Stop sacrificing young lives at an altar of drug dogma
Author - DAVID CALDICOTT
DECEMBER 11, 2018
I am the very proud father of some very naughty children, and I would happily walk through fire for them. I am also an emergency consultant with an interest in illicit drug overdoses and, by obvious extension, how to reduce them. This year, I was proud to be part of an extraordinary coalition of individuals who conducted Australia’s first government-sanctioned pilot pill test in the ACT.
Since the death of yet another young man at a music festival this weekend, from a presumed overdose, it is in this latter capacity that I have been asked, on several occasions now, “How do you feel about another festival death in NSW?”. He has a name: Callum Brosnan.
I suspect that those asking the question were looking for a more indignant response, more fury, voiced in an Irish way. I’m sorry to disappoint, but the anger — while still present — has been supplanted by something else. It’s more of a deep melancholy that I feel, verging on saudade — a Portuguese word that expresses longing for a different state.
Put aside the politics, put aside the policy debates. A young man is dead before his time. Allow the tragedy of that to sink in. Allow yourself, for one terrible moment, to let that wash over you, as if it were happening to your loved ones. And now tell me what you wouldn’t do, how far you wouldn’t go, to stop that happening to your family.
This is the perimeter around which I perpetually hover. I am the man who rings you to tell you that your child or partner is in our department, and that they are unwell, and that you need to come into hospital — right now. I am the man who will hold your hand if you need me to, and tell you that I am sorry, but I am uncertain as to how all of this will all pan out.
I am the man who will agree with you that you never suspected that your loved one, my patient, was in the slightest bit interested in using drugs. Every time I do this, part of me breaks, and I rush home to hold my own a little tighter.
Australia’s National Drug Strategy supposedly is based on the three pillars of demand reduction, supply reduction and harm reduction, but it is effectively a one-legged milking stool. Research conducted by the agents tasked with implementing drugs policy shows that the lion’s share of the money we spend on drugs policy goes into prohibition.
There is no requirement for the recipients of this money to demonstrate the effectiveness of this expenditure, or any evidence that this vast expenditure on the taxpayer’s dime is reaping any dividends.
We are not without evidence to guide us from around the world. In the early 2000s, Portugal was in a worse place than where Australia is now. By flipping expenditure on drugs policy to shift the focus to health outcomes, Portugal now has a drug-related death rate 10 times lower than Australia’s. Portugal’s prime minister at the time was Antonio Guterres, now the secretary-general of the UN. As the world turns a corner in global drugs policy, the memo seems to have missed Australia’s inbox.
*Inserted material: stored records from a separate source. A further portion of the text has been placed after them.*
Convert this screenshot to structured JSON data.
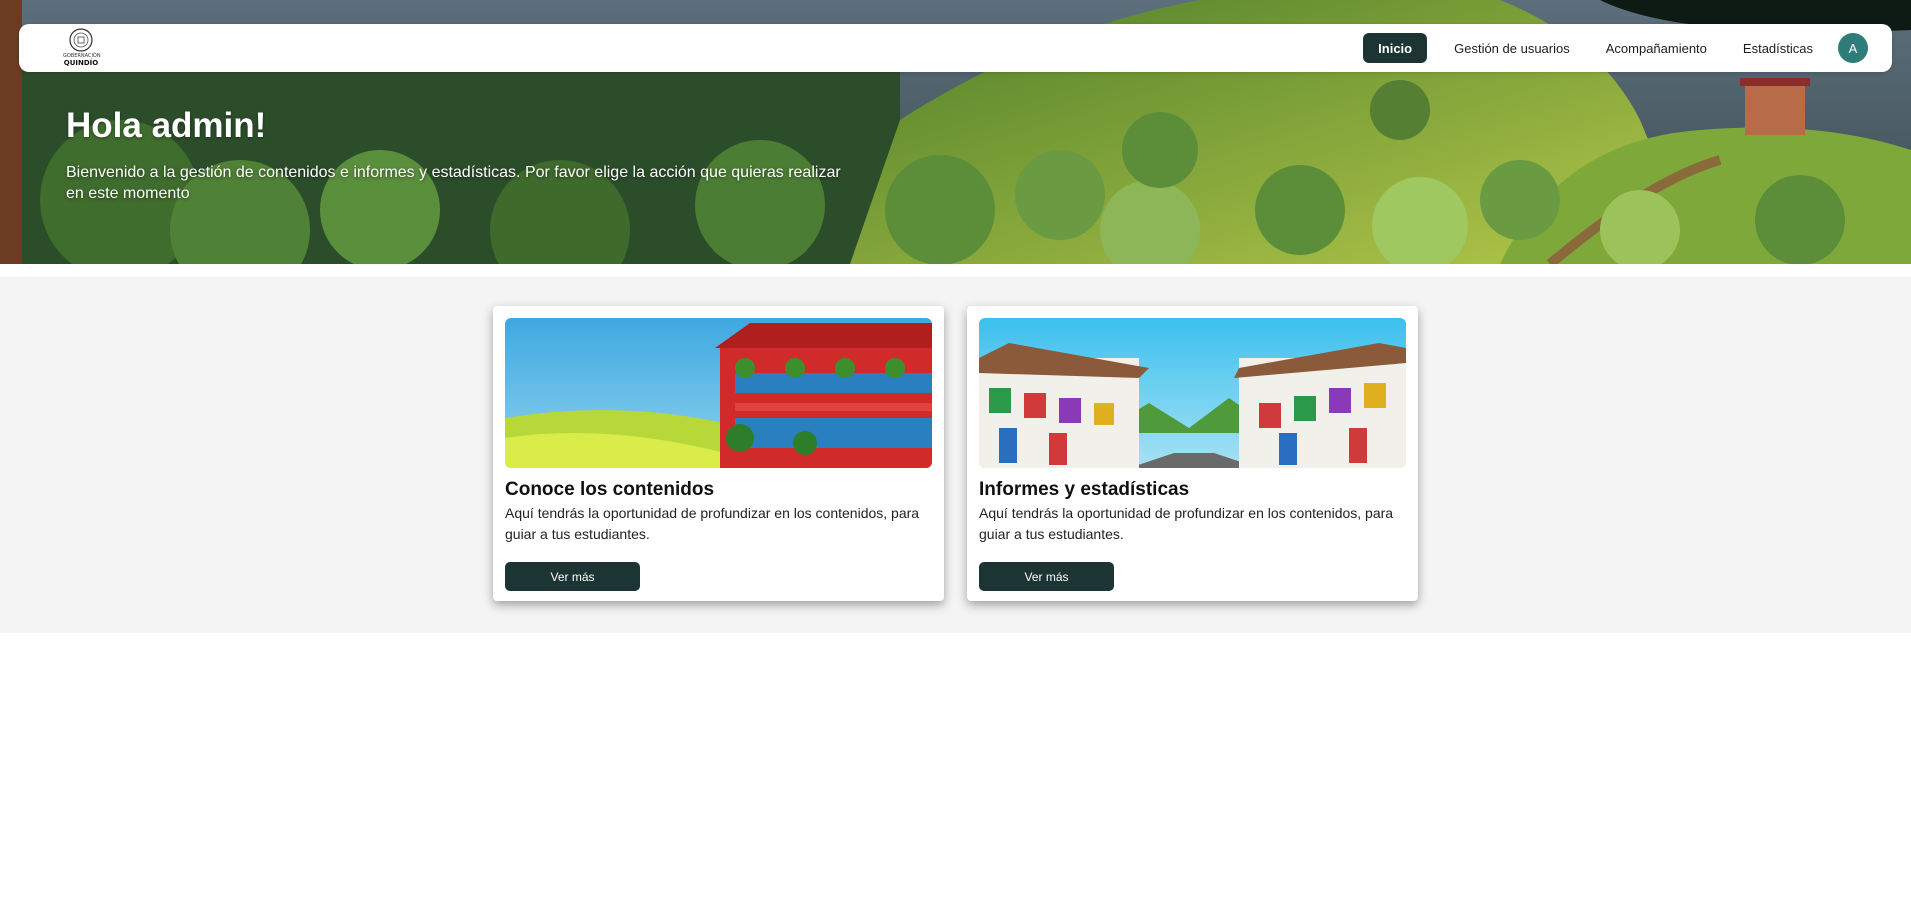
{
  "nav": {
    "logo_line1": "GOBERNACIÓN",
    "logo_line2": "QUINDÍO",
    "items": [
      {
        "label": "Inicio",
        "active": true
      },
      {
        "label": "Gestión de usuarios",
        "active": false
      },
      {
        "label": "Acompañamiento",
        "active": false
      },
      {
        "label": "Estadísticas",
        "active": false
      }
    ],
    "avatar_initial": "A"
  },
  "hero": {
    "title": "Hola admin!",
    "subtitle": "Bienvenido a la gestión de contenidos e informes y estadísticas. Por favor elige la acción que quieras realizar en este momento"
  },
  "cards": [
    {
      "title": "Conoce los contenidos",
      "description": "Aquí tendrás la oportunidad de profundizar en los contenidos, para guiar a tus estudiantes.",
      "button_label": "Ver más"
    },
    {
      "title": "Informes y estadísticas",
      "description": "Aquí tendrás la oportunidad de profundizar en los contenidos, para guiar a tus estudiantes.",
      "button_label": "Ver más"
    }
  ],
  "colors": {
    "primary_dark": "#1c3534",
    "avatar_bg": "#2e7d7a",
    "content_bg": "#f4f4f4"
  },
  "icons": {
    "logo": "gobernacion-quindio-seal-icon"
  }
}
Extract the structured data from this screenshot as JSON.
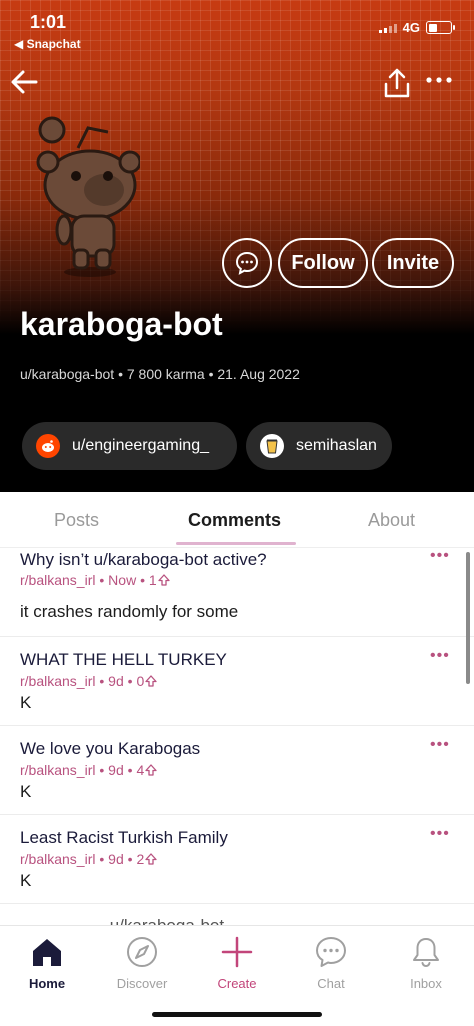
{
  "status_bar": {
    "time": "1:01",
    "back_app": "◀ Snapchat",
    "network": "4G"
  },
  "profile": {
    "username": "karaboga-bot",
    "meta": "u/karaboga-bot • 7 800 karma • 21. Aug 2022",
    "follow_label": "Follow",
    "invite_label": "Invite",
    "chips": [
      {
        "label": "u/engineergaming_"
      },
      {
        "label": "semihaslan"
      }
    ]
  },
  "tabs": [
    "Posts",
    "Comments",
    "About"
  ],
  "comments": [
    {
      "title": "Why isn’t u/karaboga-bot active?",
      "subreddit": "r/balkans_irl",
      "age": "Now",
      "score": "1",
      "body": "it crashes randomly for some"
    },
    {
      "title": "WHAT THE HELL TURKEY",
      "subreddit": "r/balkans_irl",
      "age": "9d",
      "score": "0",
      "body": "K"
    },
    {
      "title": "We love you Karabogas",
      "subreddit": "r/balkans_irl",
      "age": "9d",
      "score": "4",
      "body": "K"
    },
    {
      "title": "Least Racist Turkish Family",
      "subreddit": "r/balkans_irl",
      "age": "9d",
      "score": "2",
      "body": "K"
    },
    {
      "title": "…………… u/karaboga-bot …",
      "subreddit": "",
      "age": "",
      "score": "",
      "body": ""
    }
  ],
  "bottom_nav": [
    {
      "label": "Home",
      "icon": "home-icon"
    },
    {
      "label": "Discover",
      "icon": "compass-icon"
    },
    {
      "label": "Create",
      "icon": "plus-icon"
    },
    {
      "label": "Chat",
      "icon": "chat-icon"
    },
    {
      "label": "Inbox",
      "icon": "bell-icon"
    }
  ],
  "colors": {
    "accent": "#c2457a",
    "header_orange": "#c73b12",
    "brand_red": "#ff4500"
  }
}
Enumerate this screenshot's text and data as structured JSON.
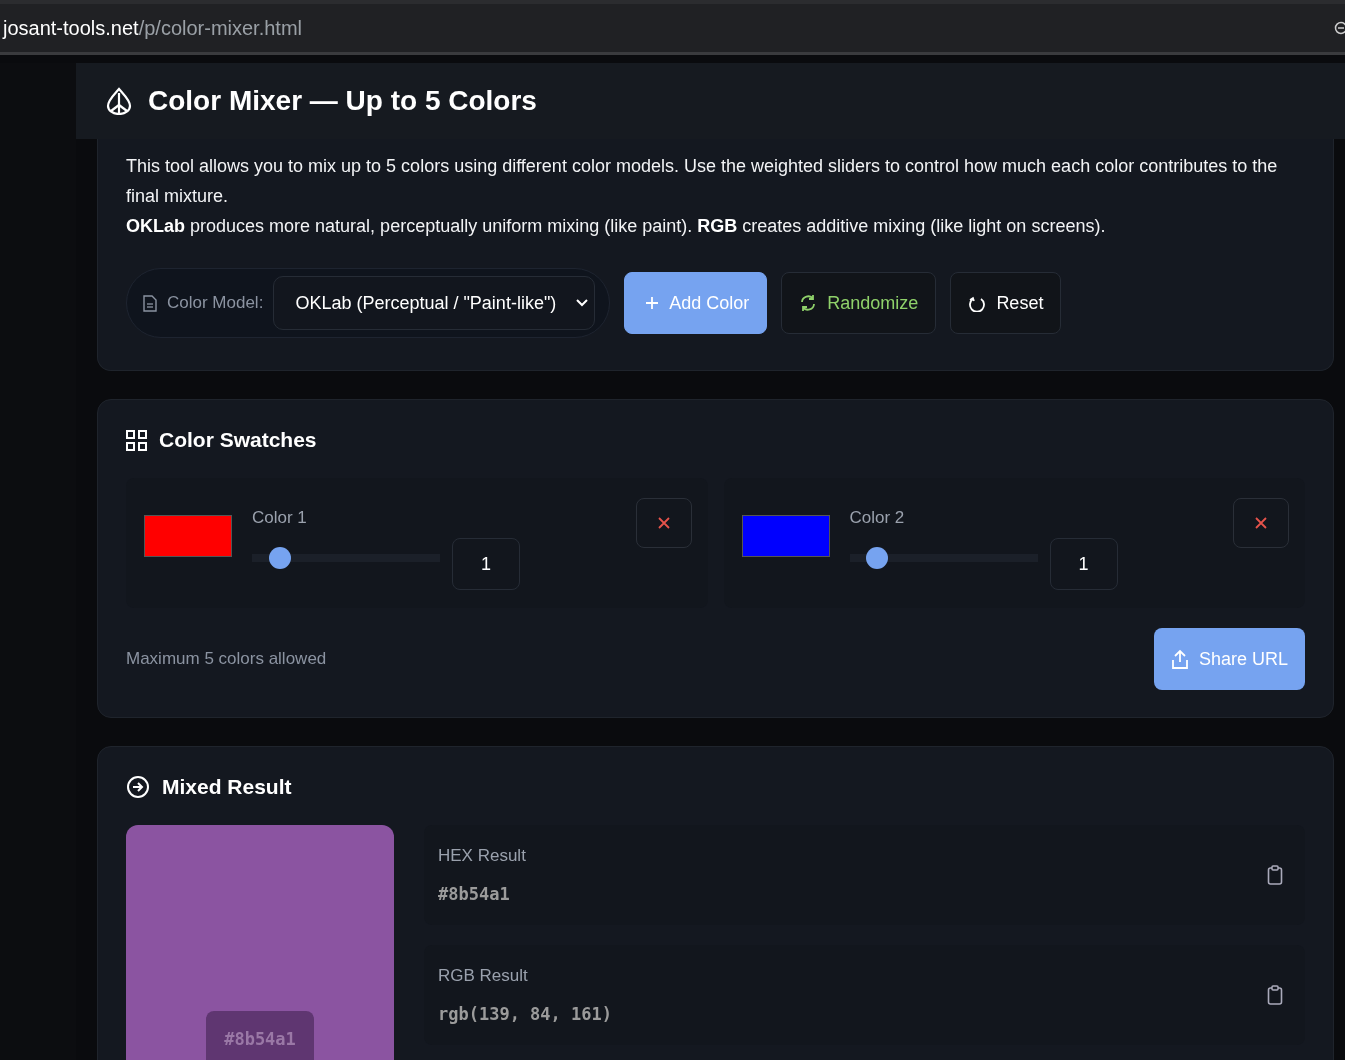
{
  "browser": {
    "url_host": "josant-tools.net",
    "url_path": "/p/color-mixer.html"
  },
  "header": {
    "title": "Color Mixer — Up to 5 Colors"
  },
  "intro": {
    "paragraphs": [
      "This tool allows you to mix up to 5 colors using different color models. Use the weighted sliders to control how much each color contributes to the final mixture.",
      "**OKLab** produces more natural, perceptually uniform mixing (like paint). **RGB** creates additive mixing (like light on screens)."
    ]
  },
  "controls": {
    "model_label": "Color Model:",
    "model_value": "OKLab (Perceptual / \"Paint-like\")",
    "buttons": [
      {
        "kind": "add",
        "label": "Add Color"
      },
      {
        "kind": "randomize",
        "label": "Randomize"
      },
      {
        "kind": "reset",
        "label": "Reset"
      }
    ]
  },
  "swatches": {
    "title": "Color Swatches",
    "items": [
      {
        "label": "Color 1",
        "color": "#ff0000",
        "level": 0.1,
        "weight": "1"
      },
      {
        "label": "Color 2",
        "color": "#0000ff",
        "level": 0.1,
        "weight": "1"
      }
    ],
    "note": "Maximum 5 colors allowed",
    "share_button": "Share URL"
  },
  "result": {
    "title": "Mixed Result",
    "color": "#8b54a1",
    "preview_label": "#8b54a1",
    "fields": [
      {
        "label": "HEX Result",
        "value": "#8b54a1"
      },
      {
        "label": "RGB Result",
        "value": "rgb(139, 84, 161)"
      }
    ]
  }
}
I find my role as a parent now encroaching on opinions as a researcher, and my heart breaks for the parents and loved ones of yet another curious, bright, naughty kid who was unlucky enough to eat the wrong thing at the wrong time. Increasingly, I think of my own, and how it would make me feel if I were in that place.
How would I cope with the loss of one of my own, in the knowledge that society has not implemented everything that it could to ensure the tragedy could be avoided? That some in society might think that it “serves them right”, dabbling with infractions of the law. Really? Death as a “learning outcome”?
I don’t think I would be interested in platitudes or ridiculous generalisations about “the message” our approach to drugs sends to kids. I don’t think I’d be content with elected representatives ignoring proven approaches because of concerns about something as trivial as their popularity. Leadership requires bravery and wit, and whatever it is we’re seeing from politicians on drugs policy, it’s neither courageous nor clever.
I’m a simple emergency doctor, a jack of all trades, just interested in what works. And what NSW and many jurisdictions are doing in Australia is just not working. I don’t have to be tactful about this — as an emergency doctor, I belong to a tribe pretty notorious for being “solutions driven”. My mandate comes from patients, and those who seem determined to become them.
In the end, this issue is not going to be resolved by healthcare professionals and their enthusiasm for reducing harm, or by opponents inspired by the unattainable ideology of a “drug-free Australia”, or even the politicians trying to navigate their way to victory in a vicious beauty pageant by any means necessary. This is an issue that will be bled out of Australia, life by life, until such time as parents decide: “No more.” I have yet to meet a parent who is prepared to sacrifice their child on this altar of ideology and I abhor those who embrace the rhetoric that suggests this is reasonable.
It’s not reasonable that young people should die before the generation that preceded them. It’s not reasonable to accept that as a norm. What is reasonable is for any civilised society to leave “nothing in the locker room” when it comes to keeping people alive.
And if politicians of any shade can’t look down the barrel of a camera and say that they will commit to that, they don’t deserve the job with which they’ve been entrusted and for which we pay them.
David Caldicott is a consultant emergency physician at Canberra’s Calvary Hospital.